# RECORDS FOR THIS EXERCISE

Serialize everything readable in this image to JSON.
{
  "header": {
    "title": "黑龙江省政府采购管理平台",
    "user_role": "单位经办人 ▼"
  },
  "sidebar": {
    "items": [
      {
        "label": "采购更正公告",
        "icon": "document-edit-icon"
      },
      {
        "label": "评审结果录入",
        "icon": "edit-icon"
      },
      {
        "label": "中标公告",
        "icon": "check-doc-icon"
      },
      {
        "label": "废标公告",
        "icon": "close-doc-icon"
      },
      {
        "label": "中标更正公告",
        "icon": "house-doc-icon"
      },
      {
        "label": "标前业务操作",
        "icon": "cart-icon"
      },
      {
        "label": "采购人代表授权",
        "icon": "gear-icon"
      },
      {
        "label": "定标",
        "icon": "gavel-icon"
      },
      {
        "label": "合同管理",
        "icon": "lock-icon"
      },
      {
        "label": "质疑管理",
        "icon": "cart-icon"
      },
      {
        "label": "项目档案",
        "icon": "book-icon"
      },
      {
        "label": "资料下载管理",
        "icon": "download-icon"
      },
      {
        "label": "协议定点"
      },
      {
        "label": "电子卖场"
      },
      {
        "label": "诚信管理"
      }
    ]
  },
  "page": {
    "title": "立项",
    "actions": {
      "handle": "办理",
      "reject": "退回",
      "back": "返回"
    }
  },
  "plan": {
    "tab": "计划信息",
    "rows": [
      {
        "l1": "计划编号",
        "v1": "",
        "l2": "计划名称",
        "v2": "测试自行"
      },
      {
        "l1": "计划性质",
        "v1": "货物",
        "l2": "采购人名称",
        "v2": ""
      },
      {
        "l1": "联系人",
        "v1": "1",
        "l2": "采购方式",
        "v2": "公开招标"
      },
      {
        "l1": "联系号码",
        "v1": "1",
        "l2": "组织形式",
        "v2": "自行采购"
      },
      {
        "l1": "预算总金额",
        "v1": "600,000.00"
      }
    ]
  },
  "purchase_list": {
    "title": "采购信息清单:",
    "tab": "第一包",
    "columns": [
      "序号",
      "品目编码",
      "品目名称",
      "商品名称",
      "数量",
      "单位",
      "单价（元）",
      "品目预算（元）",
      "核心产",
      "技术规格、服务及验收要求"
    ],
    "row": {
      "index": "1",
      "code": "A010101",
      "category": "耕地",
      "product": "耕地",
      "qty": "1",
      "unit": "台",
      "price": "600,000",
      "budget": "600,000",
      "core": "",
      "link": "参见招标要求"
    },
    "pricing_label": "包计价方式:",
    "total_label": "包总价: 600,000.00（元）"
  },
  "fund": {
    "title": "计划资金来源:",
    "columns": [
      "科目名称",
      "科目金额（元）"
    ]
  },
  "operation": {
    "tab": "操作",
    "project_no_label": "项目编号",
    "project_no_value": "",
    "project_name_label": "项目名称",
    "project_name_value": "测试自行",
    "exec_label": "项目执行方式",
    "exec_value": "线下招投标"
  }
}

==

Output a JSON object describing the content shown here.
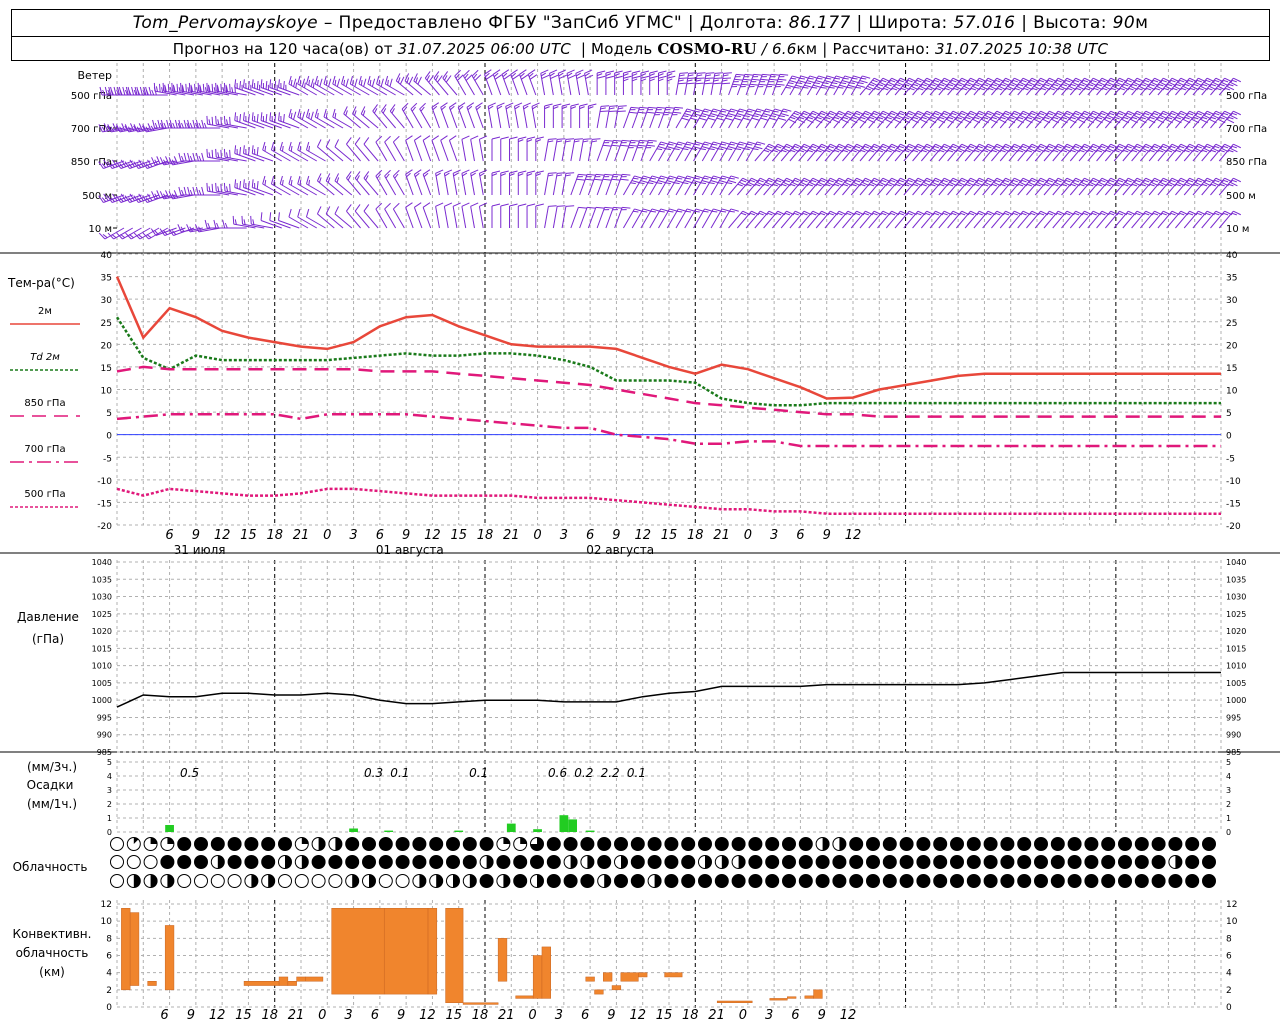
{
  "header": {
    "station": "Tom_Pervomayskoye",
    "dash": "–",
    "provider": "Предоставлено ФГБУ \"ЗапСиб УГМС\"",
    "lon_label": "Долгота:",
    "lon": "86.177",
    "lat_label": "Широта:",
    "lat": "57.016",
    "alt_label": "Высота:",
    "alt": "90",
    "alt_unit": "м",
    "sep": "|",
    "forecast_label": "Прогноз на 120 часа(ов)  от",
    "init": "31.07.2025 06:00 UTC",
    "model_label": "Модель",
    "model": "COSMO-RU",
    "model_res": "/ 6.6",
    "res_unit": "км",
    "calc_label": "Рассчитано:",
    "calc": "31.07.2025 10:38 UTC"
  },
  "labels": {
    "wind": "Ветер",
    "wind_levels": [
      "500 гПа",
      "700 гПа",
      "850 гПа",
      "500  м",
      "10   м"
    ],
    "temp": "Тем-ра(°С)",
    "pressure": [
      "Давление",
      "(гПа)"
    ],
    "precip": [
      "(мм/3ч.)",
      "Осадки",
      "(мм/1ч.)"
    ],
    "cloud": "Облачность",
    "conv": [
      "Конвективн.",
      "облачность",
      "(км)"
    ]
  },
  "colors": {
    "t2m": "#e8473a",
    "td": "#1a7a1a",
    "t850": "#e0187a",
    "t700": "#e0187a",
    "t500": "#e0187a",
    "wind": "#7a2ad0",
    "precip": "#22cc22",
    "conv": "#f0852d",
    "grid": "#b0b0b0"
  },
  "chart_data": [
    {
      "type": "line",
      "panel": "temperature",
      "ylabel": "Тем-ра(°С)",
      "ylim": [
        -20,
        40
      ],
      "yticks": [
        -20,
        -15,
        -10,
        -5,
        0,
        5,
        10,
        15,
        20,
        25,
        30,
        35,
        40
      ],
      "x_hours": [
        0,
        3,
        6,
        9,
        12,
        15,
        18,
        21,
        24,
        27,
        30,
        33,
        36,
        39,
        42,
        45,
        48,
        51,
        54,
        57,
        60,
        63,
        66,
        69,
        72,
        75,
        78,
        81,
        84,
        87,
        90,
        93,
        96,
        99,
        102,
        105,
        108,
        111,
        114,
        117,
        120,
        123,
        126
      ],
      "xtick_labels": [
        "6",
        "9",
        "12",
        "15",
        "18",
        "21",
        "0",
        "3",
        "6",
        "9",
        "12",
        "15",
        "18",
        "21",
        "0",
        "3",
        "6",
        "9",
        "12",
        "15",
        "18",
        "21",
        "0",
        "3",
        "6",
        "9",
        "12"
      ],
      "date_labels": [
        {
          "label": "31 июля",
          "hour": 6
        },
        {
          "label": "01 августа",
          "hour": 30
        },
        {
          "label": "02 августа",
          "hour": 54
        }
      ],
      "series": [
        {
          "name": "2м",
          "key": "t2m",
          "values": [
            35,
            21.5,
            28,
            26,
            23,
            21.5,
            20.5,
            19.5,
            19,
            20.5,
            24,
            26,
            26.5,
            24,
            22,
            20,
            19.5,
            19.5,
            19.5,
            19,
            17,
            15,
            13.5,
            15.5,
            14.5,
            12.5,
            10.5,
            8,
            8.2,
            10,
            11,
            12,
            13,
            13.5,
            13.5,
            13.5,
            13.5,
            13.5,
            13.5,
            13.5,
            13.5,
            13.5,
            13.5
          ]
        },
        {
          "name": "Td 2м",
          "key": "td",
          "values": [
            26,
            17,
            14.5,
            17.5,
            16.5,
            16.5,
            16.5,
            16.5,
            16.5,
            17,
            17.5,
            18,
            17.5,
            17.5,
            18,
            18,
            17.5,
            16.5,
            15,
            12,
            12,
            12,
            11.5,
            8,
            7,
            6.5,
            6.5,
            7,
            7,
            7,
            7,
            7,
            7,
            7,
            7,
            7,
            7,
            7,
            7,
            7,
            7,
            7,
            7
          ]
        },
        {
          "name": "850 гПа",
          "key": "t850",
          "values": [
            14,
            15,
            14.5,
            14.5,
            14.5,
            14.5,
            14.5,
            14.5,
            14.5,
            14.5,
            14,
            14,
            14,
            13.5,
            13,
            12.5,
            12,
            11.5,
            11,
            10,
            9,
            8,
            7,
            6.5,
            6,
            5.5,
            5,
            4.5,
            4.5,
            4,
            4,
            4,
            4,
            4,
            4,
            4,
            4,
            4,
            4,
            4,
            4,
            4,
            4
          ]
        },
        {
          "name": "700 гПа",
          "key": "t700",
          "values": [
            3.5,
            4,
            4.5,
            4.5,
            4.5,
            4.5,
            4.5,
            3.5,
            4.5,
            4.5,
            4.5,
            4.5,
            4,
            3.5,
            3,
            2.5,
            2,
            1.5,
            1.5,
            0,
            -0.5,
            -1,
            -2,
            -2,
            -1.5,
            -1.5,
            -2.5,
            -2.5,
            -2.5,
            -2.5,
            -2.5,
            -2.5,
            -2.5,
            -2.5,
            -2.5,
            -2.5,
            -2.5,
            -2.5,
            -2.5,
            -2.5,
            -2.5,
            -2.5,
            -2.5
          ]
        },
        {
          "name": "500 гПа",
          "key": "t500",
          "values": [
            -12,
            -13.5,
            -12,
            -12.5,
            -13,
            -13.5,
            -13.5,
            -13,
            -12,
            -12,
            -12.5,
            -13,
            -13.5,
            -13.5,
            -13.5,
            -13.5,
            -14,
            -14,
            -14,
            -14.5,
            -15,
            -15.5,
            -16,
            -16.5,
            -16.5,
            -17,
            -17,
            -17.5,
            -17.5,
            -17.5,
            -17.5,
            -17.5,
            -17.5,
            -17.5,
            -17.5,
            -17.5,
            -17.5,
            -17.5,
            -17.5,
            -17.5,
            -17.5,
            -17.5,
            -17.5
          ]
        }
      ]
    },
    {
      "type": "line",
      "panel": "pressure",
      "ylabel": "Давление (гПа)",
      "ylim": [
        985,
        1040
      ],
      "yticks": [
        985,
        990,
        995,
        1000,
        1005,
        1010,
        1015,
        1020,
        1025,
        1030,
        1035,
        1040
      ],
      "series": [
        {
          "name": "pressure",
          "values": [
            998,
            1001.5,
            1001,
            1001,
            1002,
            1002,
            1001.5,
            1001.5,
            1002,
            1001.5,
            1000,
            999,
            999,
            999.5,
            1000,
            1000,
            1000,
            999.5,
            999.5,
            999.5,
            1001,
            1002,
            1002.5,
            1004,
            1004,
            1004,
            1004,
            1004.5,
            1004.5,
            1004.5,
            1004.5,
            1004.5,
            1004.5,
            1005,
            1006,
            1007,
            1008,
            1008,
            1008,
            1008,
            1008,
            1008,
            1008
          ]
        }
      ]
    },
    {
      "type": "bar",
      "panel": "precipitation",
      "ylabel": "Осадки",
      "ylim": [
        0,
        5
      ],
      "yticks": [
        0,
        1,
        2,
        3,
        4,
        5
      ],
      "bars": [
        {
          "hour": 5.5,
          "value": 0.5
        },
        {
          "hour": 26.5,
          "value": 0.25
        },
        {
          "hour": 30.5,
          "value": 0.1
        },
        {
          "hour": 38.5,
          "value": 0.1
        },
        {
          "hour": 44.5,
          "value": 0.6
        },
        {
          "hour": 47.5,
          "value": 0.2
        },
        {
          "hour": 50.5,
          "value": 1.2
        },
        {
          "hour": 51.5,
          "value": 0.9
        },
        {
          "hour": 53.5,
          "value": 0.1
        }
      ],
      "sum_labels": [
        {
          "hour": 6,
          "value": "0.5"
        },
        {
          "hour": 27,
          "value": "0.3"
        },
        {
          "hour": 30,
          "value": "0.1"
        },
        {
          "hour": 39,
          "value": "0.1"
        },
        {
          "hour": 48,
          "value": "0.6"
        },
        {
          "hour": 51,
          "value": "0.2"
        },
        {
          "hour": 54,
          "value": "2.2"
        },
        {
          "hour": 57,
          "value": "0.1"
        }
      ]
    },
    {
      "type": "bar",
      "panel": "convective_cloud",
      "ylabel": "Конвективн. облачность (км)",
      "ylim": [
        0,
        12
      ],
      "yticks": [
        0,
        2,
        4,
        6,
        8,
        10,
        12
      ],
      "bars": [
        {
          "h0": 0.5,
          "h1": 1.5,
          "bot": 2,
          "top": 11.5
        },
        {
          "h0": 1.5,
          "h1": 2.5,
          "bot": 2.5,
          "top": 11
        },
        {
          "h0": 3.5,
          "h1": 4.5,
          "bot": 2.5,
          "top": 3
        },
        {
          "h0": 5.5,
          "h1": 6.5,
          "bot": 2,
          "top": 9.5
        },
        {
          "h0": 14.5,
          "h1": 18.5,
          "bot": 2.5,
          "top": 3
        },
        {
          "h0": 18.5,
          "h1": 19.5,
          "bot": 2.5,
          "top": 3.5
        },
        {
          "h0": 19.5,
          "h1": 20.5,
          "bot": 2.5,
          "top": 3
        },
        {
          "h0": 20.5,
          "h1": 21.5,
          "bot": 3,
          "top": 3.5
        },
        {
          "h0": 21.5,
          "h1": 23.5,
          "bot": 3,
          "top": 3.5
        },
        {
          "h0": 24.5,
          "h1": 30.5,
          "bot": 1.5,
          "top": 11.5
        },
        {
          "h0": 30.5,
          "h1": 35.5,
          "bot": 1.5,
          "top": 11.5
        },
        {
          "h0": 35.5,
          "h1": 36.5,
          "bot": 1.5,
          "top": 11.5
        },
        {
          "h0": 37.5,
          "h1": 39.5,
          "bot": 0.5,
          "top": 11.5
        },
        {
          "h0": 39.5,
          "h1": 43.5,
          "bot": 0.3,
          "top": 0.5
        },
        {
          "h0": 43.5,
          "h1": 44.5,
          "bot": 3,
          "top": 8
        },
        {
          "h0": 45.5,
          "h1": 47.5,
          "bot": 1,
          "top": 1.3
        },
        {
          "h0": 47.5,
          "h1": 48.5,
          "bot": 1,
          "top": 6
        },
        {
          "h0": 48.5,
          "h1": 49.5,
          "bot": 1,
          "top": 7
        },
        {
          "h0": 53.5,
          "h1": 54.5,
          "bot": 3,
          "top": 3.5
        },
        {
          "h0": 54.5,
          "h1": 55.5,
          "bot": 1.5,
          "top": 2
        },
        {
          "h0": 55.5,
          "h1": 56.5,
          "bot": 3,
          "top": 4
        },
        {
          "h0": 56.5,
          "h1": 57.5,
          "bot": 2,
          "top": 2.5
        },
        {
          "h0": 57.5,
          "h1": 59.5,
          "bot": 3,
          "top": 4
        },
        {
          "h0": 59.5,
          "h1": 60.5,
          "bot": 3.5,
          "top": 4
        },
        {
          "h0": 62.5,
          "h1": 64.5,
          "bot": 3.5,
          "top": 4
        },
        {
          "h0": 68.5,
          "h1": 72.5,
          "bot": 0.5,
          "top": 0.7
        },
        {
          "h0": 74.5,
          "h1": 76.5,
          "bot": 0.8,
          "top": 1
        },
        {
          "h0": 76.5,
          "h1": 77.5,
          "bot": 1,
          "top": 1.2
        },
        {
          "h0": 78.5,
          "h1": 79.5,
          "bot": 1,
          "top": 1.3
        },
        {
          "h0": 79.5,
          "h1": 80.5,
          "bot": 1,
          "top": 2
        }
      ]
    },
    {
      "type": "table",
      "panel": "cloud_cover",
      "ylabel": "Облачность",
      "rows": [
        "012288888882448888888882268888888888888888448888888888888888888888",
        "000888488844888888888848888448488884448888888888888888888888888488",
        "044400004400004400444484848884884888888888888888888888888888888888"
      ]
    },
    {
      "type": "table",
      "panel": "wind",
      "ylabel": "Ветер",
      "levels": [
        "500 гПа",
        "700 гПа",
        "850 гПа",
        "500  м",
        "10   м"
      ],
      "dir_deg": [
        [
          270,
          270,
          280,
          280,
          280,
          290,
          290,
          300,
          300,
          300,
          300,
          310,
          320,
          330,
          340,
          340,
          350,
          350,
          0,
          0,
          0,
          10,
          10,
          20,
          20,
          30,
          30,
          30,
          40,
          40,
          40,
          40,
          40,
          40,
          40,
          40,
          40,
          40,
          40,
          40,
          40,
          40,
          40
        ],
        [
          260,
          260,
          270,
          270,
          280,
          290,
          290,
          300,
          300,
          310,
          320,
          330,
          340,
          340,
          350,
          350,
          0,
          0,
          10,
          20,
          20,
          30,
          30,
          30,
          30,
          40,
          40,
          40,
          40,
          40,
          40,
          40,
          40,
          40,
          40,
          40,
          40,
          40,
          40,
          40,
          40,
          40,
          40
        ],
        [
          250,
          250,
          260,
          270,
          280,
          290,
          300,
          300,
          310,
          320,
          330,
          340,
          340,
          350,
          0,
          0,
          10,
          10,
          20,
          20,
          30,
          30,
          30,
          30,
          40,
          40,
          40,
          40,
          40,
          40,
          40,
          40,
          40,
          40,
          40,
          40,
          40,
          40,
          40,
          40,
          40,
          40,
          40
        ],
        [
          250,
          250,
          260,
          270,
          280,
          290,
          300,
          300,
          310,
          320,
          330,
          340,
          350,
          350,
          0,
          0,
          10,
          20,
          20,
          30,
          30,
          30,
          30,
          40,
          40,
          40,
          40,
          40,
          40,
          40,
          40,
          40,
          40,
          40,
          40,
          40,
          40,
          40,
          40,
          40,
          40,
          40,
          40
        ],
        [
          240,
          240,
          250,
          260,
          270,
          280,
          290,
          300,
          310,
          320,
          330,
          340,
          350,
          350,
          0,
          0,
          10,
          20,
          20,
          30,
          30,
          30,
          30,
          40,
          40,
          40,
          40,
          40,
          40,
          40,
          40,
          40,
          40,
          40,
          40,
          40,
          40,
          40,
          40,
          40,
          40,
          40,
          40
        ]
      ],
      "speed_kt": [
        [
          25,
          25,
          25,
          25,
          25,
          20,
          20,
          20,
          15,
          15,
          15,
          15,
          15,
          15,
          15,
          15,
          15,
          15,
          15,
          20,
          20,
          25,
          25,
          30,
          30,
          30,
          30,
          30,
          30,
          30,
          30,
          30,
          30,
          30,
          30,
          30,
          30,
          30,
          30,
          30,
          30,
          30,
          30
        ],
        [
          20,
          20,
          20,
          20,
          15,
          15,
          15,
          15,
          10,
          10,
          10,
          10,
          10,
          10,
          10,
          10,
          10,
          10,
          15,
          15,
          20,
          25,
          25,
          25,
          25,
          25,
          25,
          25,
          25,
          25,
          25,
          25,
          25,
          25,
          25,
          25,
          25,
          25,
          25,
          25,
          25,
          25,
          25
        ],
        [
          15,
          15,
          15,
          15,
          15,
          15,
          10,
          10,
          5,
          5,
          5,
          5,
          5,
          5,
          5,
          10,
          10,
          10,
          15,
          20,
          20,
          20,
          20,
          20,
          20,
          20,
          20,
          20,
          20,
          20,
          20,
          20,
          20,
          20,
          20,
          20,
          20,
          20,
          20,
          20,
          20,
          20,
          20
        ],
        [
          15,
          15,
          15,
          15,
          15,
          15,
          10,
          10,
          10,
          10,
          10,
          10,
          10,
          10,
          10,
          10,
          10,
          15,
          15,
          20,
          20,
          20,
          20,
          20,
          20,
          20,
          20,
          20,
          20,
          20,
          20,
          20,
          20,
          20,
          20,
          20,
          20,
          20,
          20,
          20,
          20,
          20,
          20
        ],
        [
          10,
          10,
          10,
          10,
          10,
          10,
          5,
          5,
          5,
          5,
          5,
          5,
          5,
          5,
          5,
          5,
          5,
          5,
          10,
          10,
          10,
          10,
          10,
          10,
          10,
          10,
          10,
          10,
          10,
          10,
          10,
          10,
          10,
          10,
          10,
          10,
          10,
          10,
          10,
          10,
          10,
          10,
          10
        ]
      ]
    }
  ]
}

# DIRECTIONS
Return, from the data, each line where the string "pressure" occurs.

# EXPECTED ANSWER
    "pressure": [
      "panel": "pressure",
          "name": "pressure",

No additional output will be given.